  19. 19. Stories to Develop Concepts• Issue: Conflict resolution – When, how and why use different options?• Sam bought a new cell phone from the manufacturer‟s outlet, Cool Energy Life Ltd (CELL). She paid a lot of money for the phone and it stopped working after three days! She is miserable!!!• What can Sam do? – Negotiation … Yes, stories work anytime in a lesson, not just as “after the fact” examples And remember …. 19
  20. 20. 3 Ps & 3 Cs... lan ahead onnect story to learning outcome reate a focused strategic pathway to the story larify the story‟s purpose ractise out loud unch the clock– Keep track of time 20 So, where do we find good stories?

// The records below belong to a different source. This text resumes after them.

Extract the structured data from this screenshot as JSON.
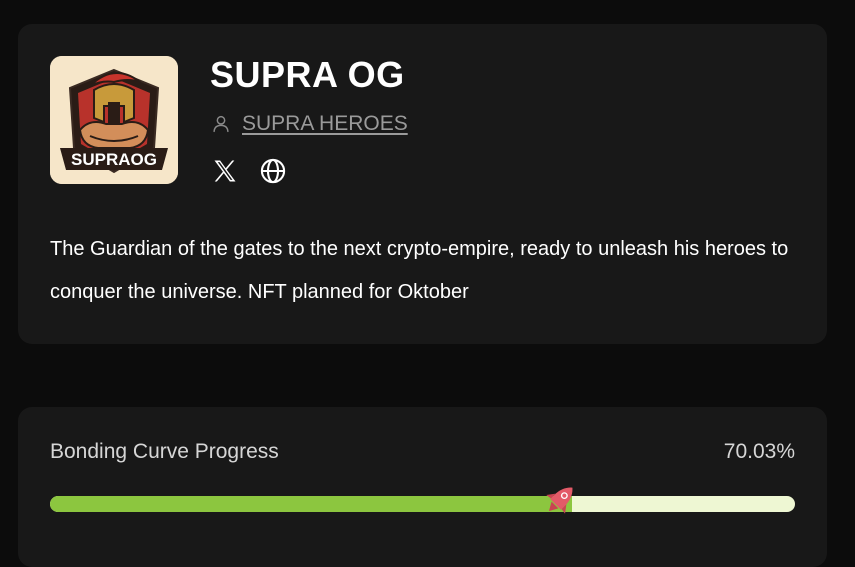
{
  "token": {
    "name": "SUPRA OG",
    "creator": "SUPRA HEROES",
    "logo_text": "SUPRAOG",
    "description": "The Guardian of the gates to the next crypto-empire, ready to unleash his heroes to conquer the universe. NFT planned for Oktober",
    "socials": [
      {
        "icon": "x-icon"
      },
      {
        "icon": "globe-icon"
      }
    ]
  },
  "progress": {
    "label": "Bonding Curve Progress",
    "value_text": "70.03%",
    "percent": 70.03,
    "fill_color": "#8cc63f",
    "track_color": "#eef7d3",
    "marker_icon": "rocket-icon"
  }
}
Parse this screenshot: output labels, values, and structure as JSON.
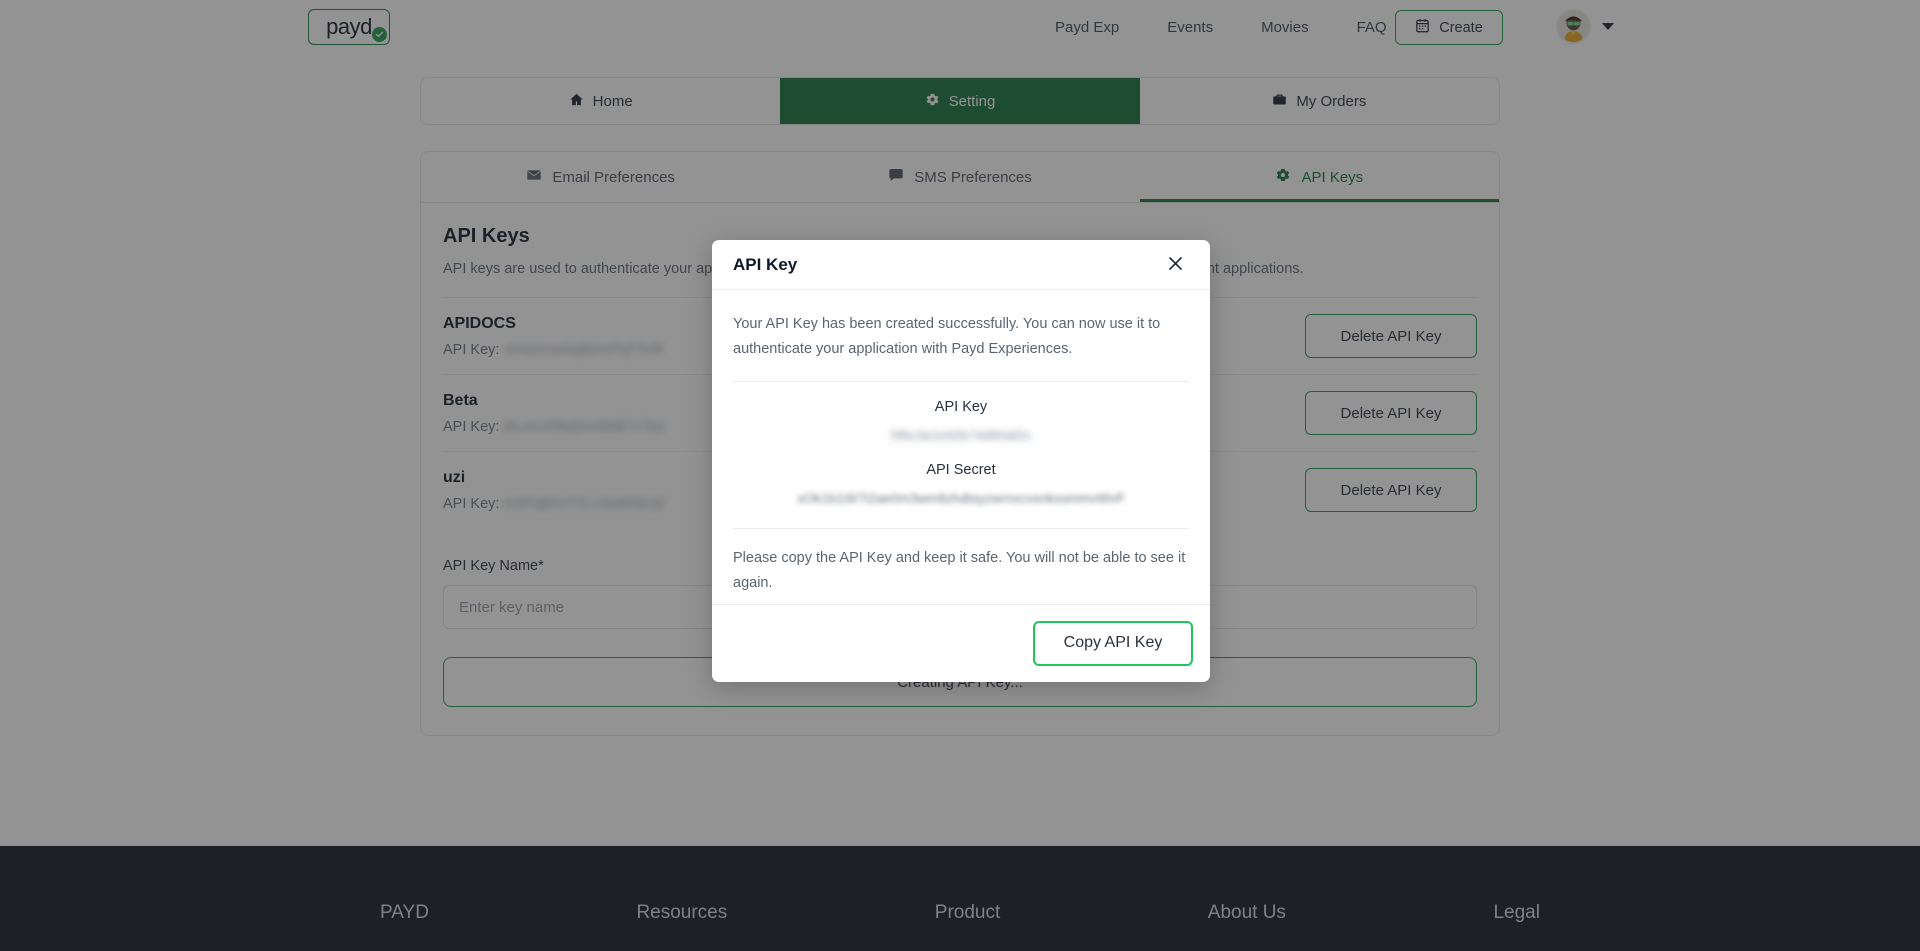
{
  "header": {
    "logo_text": "payd",
    "logo_icon": "check-circle-icon",
    "nav": [
      {
        "label": "Payd Exp"
      },
      {
        "label": "Events"
      },
      {
        "label": "Movies"
      },
      {
        "label": "FAQ"
      }
    ],
    "create_button": {
      "label": "Create",
      "icon": "calendar-icon"
    },
    "avatar": {
      "icon": "user-avatar"
    },
    "caret_icon": "chevron-down-icon"
  },
  "main_tabs": [
    {
      "label": "Home",
      "icon": "home-icon",
      "active": false
    },
    {
      "label": "Setting",
      "icon": "gear-icon",
      "active": true
    },
    {
      "label": "My Orders",
      "icon": "briefcase-icon",
      "active": false
    }
  ],
  "sub_tabs": [
    {
      "label": "Email Preferences",
      "icon": "envelope-icon",
      "active": false
    },
    {
      "label": "SMS Preferences",
      "icon": "chat-bubble-icon",
      "active": false
    },
    {
      "label": "API Keys",
      "icon": "gear-icon",
      "active": true
    }
  ],
  "panel": {
    "title": "API Keys",
    "description": "API keys are used to authenticate your applications with Payd Experiences. You can create multiple API keys for different applications.",
    "key_label_prefix": "API Key:",
    "keys": [
      {
        "name": "APIDOCS",
        "value": "xK4d1ow0q8ZmPqT3vR",
        "delete_label": "Delete API Key"
      },
      {
        "name": "Beta",
        "value": "j9Lmv2Wq5XnBdE7rTaZ",
        "delete_label": "Delete API Key"
      },
      {
        "name": "uzi",
        "value": "m3Pq8XvT2LcNwR5kJd",
        "delete_label": "Delete API Key"
      }
    ],
    "form": {
      "label": "API Key Name*",
      "placeholder": "Enter key name",
      "value": "",
      "submit_label": "Creating API Key..."
    }
  },
  "modal": {
    "title": "API Key",
    "close_icon": "close-icon",
    "intro": "Your API Key has been created successfully. You can now use it to authenticate your application with Payd Experiences.",
    "api_key_label": "API Key",
    "api_key_value": "5f8c3a1e92b74d60af2c",
    "api_secret_label": "API Secret",
    "api_secret_value": "xOk1b1i9/7i2ae0m3wm9zhdtsyzwrnxcvsnkssmmvWvF",
    "warning": "Please copy the API Key and keep it safe. You will not be able to see it again.",
    "copy_button": "Copy API Key"
  },
  "footer": {
    "columns": [
      {
        "title": "PAYD"
      },
      {
        "title": "Resources"
      },
      {
        "title": "Product"
      },
      {
        "title": "About Us"
      },
      {
        "title": "Legal"
      }
    ]
  },
  "colors": {
    "brand_green": "#137038",
    "accent_green": "#1f9a4d",
    "bright_green": "#22c55e",
    "footer_bg": "#121826"
  }
}
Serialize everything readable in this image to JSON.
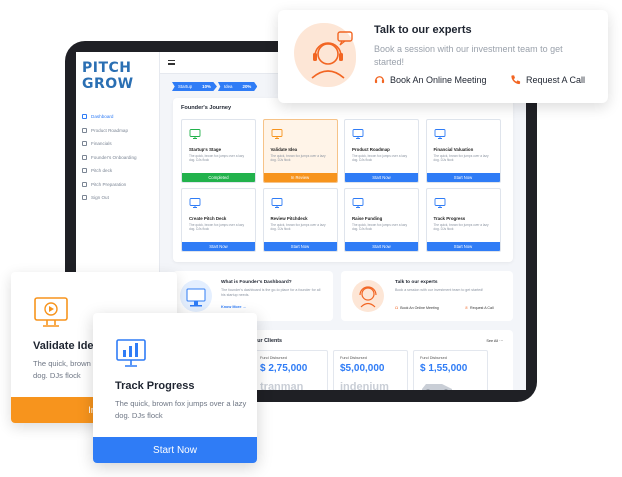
{
  "colors": {
    "brand_blue": "#2f7cf6",
    "orange": "#f7941d",
    "green": "#22b24c",
    "accent_red": "#f26522"
  },
  "logo": {
    "line1": "PITCH",
    "line2": "GROW"
  },
  "sidebar": {
    "items": [
      {
        "label": "Dashboard",
        "icon": "dashboard-icon"
      },
      {
        "label": "Product Roadmap",
        "icon": "roadmap-icon"
      },
      {
        "label": "Financials",
        "icon": "financials-icon"
      },
      {
        "label": "Founder's Onboarding",
        "icon": "onboarding-icon"
      },
      {
        "label": "Pitch deck",
        "icon": "pitchdeck-icon"
      },
      {
        "label": "Pitch Preparation",
        "icon": "preparation-icon"
      },
      {
        "label": "Sign Out",
        "icon": "signout-icon"
      }
    ]
  },
  "steps": [
    {
      "name": "Startup",
      "pct": "10%"
    },
    {
      "name": "Idea",
      "pct": "20%"
    }
  ],
  "journey": {
    "title": "Founder's Journey",
    "cards": [
      {
        "title": "Startup's Stage",
        "desc": "The quick, brown fox jumps over a lazy dog. DJs flock",
        "action": "Completed",
        "state": "green",
        "icon": "startup-stage-icon"
      },
      {
        "title": "Validate Idea",
        "desc": "The quick, brown fox jumps over a lazy dog. DJs flock",
        "action": "In Review",
        "state": "orange",
        "icon": "validate-idea-icon"
      },
      {
        "title": "Product Roadmap",
        "desc": "The quick, brown fox jumps over a lazy dog. DJs flock",
        "action": "Start Now",
        "state": "blue",
        "icon": "roadmap-chart-icon"
      },
      {
        "title": "Financial Valuation",
        "desc": "The quick, brown fox jumps over a lazy dog. DJs flock",
        "action": "Start Now",
        "state": "blue",
        "icon": "dollar-icon"
      },
      {
        "title": "Create Pitch Deck",
        "desc": "The quick, brown fox jumps over a lazy dog. DJs flock",
        "action": "Start Now",
        "state": "blue",
        "icon": "create-deck-icon"
      },
      {
        "title": "Review Pitchdeck",
        "desc": "The quick, brown fox jumps over a lazy dog. DJs flock",
        "action": "Start Now",
        "state": "blue",
        "icon": "review-deck-icon"
      },
      {
        "title": "Raise Funding",
        "desc": "The quick, brown fox jumps over a lazy dog. DJs flock",
        "action": "Start Now",
        "state": "blue",
        "icon": "funding-icon"
      },
      {
        "title": "Track Progress",
        "desc": "The quick, brown fox jumps over a lazy dog. DJs flock",
        "action": "Start Now",
        "state": "blue",
        "icon": "progress-icon"
      }
    ]
  },
  "info": {
    "left_title": "What is Founder's Dashboard?",
    "left_desc": "The founder's dashboard is the go-to place for a founder for all his startup needs.",
    "left_link": "Know More",
    "right_title": "Talk to our experts",
    "right_desc": "Book a session with our investment team to get started!",
    "right_link1": "Book An Online Meeting",
    "right_link2": "Request A Call"
  },
  "clients": {
    "title": "Our Clients",
    "see_all": "See All",
    "items": [
      {
        "label": "Fund Disbursed",
        "value": "$ 2,75,000",
        "watermark": "tranman"
      },
      {
        "label": "Fund Disbursed",
        "value": "$5,00,000",
        "watermark": "indenium"
      },
      {
        "label": "Fund Disbursed",
        "value": "$ 1,55,000",
        "watermark": ""
      }
    ]
  },
  "expert_popup": {
    "title": "Talk to our experts",
    "desc": "Book a session with our investment team to get started!",
    "meeting": "Book An Online Meeting",
    "call": "Request A Call"
  },
  "validate_card": {
    "title": "Validate Idea",
    "desc": "The quick, brown fox jumps over a lazy dog. DJs flock",
    "action": "In Review"
  },
  "track_card": {
    "title": "Track Progress",
    "desc": "The quick, brown fox jumps over a lazy dog. DJs flock",
    "action": "Start Now"
  }
}
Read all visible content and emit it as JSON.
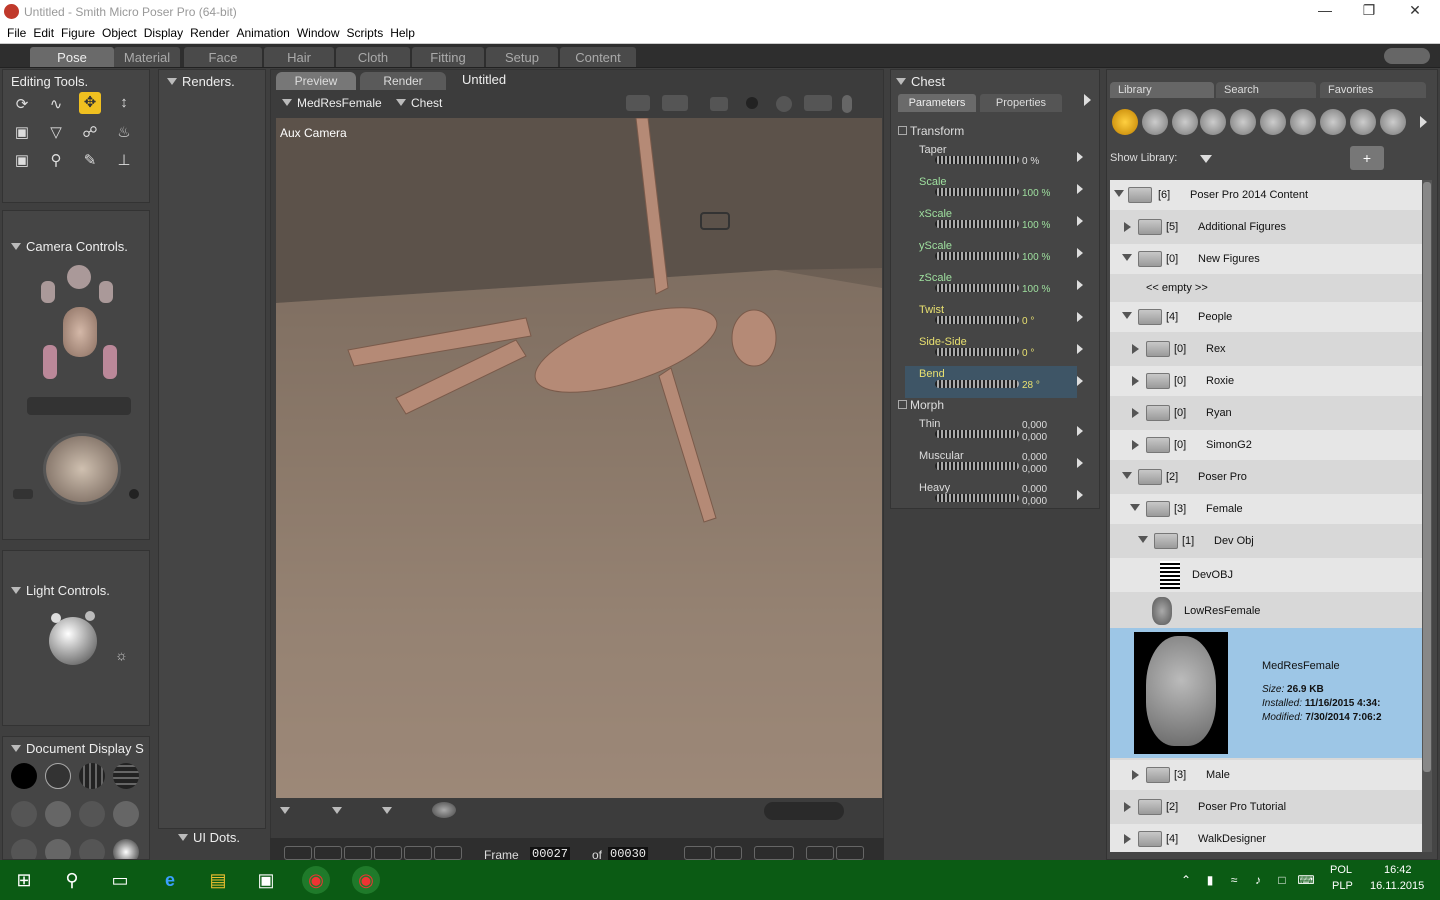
{
  "window": {
    "title": "Untitled - Smith Micro Poser Pro  (64-bit)"
  },
  "menu": [
    "File",
    "Edit",
    "Figure",
    "Object",
    "Display",
    "Render",
    "Animation",
    "Window",
    "Scripts",
    "Help"
  ],
  "rooms": [
    "Pose",
    "Material",
    "Face",
    "Hair",
    "Cloth",
    "Fitting",
    "Setup",
    "Content"
  ],
  "panels": {
    "editing_tools": "Editing Tools.",
    "renders": "Renders.",
    "camera_controls": "Camera Controls.",
    "light_controls": "Light Controls.",
    "document_display": "Document Display S",
    "ui_dots": "UI Dots."
  },
  "viewport": {
    "tabs": [
      "Preview",
      "Render"
    ],
    "doc_title": "Untitled",
    "figure_menu": "MedResFemale",
    "actor_menu": "Chest",
    "camera_label": "Aux Camera"
  },
  "timeline": {
    "frame_label": "Frame",
    "frame_value": "00027",
    "of_label": "of",
    "total_frames": "00030"
  },
  "parameters": {
    "actor": "Chest",
    "tabs": [
      "Parameters",
      "Properties"
    ],
    "groups": {
      "transform": "Transform",
      "morph": "Morph"
    },
    "transform": [
      {
        "name": "Taper",
        "value": "0 %"
      },
      {
        "name": "Scale",
        "value": "100 %"
      },
      {
        "name": "xScale",
        "value": "100 %"
      },
      {
        "name": "yScale",
        "value": "100 %"
      },
      {
        "name": "zScale",
        "value": "100 %"
      },
      {
        "name": "Twist",
        "value": "0 °"
      },
      {
        "name": "Side-Side",
        "value": "0 °"
      },
      {
        "name": "Bend",
        "value": "28 °"
      }
    ],
    "morph": [
      {
        "name": "Thin",
        "v1": "0,000",
        "v2": "0,000"
      },
      {
        "name": "Muscular",
        "v1": "0,000",
        "v2": "0,000"
      },
      {
        "name": "Heavy",
        "v1": "0,000",
        "v2": "0,000"
      }
    ]
  },
  "library": {
    "tabs": [
      "Library",
      "Search",
      "Favorites"
    ],
    "show_library": "Show Library:",
    "tree": [
      {
        "count": "[6]",
        "name": "Poser Pro 2014 Content"
      },
      {
        "count": "[5]",
        "name": "Additional Figures"
      },
      {
        "count": "[0]",
        "name": "New Figures"
      },
      {
        "empty": "<< empty >>"
      },
      {
        "count": "[4]",
        "name": "People"
      },
      {
        "count": "[0]",
        "name": "Rex"
      },
      {
        "count": "[0]",
        "name": "Roxie"
      },
      {
        "count": "[0]",
        "name": "Ryan"
      },
      {
        "count": "[0]",
        "name": "SimonG2"
      },
      {
        "count": "[2]",
        "name": "Poser Pro"
      },
      {
        "count": "[3]",
        "name": "Female"
      },
      {
        "count": "[1]",
        "name": "Dev Obj"
      },
      {
        "name": "DevOBJ"
      },
      {
        "name": "LowResFemale"
      },
      {
        "count": "[3]",
        "name": "Male"
      },
      {
        "count": "[2]",
        "name": "Poser Pro Tutorial"
      },
      {
        "count": "[4]",
        "name": "WalkDesigner"
      }
    ],
    "selected": {
      "name": "MedResFemale",
      "size_label": "Size:",
      "size": "26.9 KB",
      "installed_label": "Installed:",
      "installed": "11/16/2015 4:34:",
      "modified_label": "Modified:",
      "modified": "7/30/2014 7:06:2"
    }
  },
  "taskbar": {
    "lang1": "POL",
    "lang2": "PLP",
    "time": "16:42",
    "date": "16.11.2015"
  },
  "colors": {
    "tool_active": "#f0c020",
    "selected_row": "#9dc6e6",
    "title_green": "#9fe09f",
    "value_yellow": "#e8e070",
    "taskbar": "#0b5b14"
  }
}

  21. 21. Where do we find stories?☺• Everywhere!!! – Newspapers, books, magazines – TV, radio, YouTube, videos, in ternet – Home, work, leisure activities and places – Food, clothing, pets – Friends, family, colleagues, – Examples already used, and – Our friendly dinosaurs 21
  22. 22. How to tell our stories?• (Almost) Dramatize Anything goes! Describe – Tell it – Read it Pause – Sing it Gesture – Act it React – Show it – Play it (Avoid – Make it up sarcasm) And be culturally sensitive ... 22
  23. 23. Cultural Sensitivity• Check that stories are appropriate for our learners• Eg Vietnam experience – When planning, I asked my translator whether the Napoleon poem would be appropriate – He said “OK to use Napoleon, but change story from dog to a bird, preferably a parrot” – Here is the version I used … 23
  24. 24. Naploeon cont. Won a war, the children say. Lost a war, the children say. No one knows. Our neighbour has a parrot Called Napoleon, Says Binh The parrot is famous because It can dance. And now all the children Want to meet Napoleon the parrot.Adapted from Barton, Bob and Booth, David, Stories in the Classroom, (Pembroke Publishers 24Limited, 1990), p11
  25. 25. What would be remembered about Napoleon? So be sure to make use of multimedia storytelling with PowerPoint (or Keynote)!!! 25
  26. 26. Unleash the POWER in PowerPoint• PowerPoint features? ☺ – Organization – Sound and music – Picture – Video – Animation – Hyper-linking • Websites, documents, other presentations & slides – Transitions – Underlining, highlighting – Charts, graphs … Have fun and ..... 26
  27. 27. Take risks• Our students want entertainment and involvement!!!!• We “teach” while they (& we) have fun AND learn• Use PowerPoint slides to imprint stories• Be flexible, take risks and enjoy! 27
  28. 28. Wrap-up• Teach through Multimedia storytelling!• Have fun with your PowerPoint slides• And remember - It‟s all about getting the dog to whistle! Great matching whistling tune is “Main Hoon Na” by Javed Akhtar 28
  29. 29. Citations•The original presentation includes several animations and sounds.Images, Cartoons & Sounds not already cited are from thefollowing subscribed (s) or royalty-free (r) sources Microsoft Office clips (s) www.iStock.com (s) www.Animation.com (s) www.cartoonstock.com (s) The Nightingale Voice Box (s) ClickART Cartoons (s)This presentation is also available in the form of aSquidoo lens athttp://www.squidoo.com/TeachCollege
  30. 30. Thank You & The End 30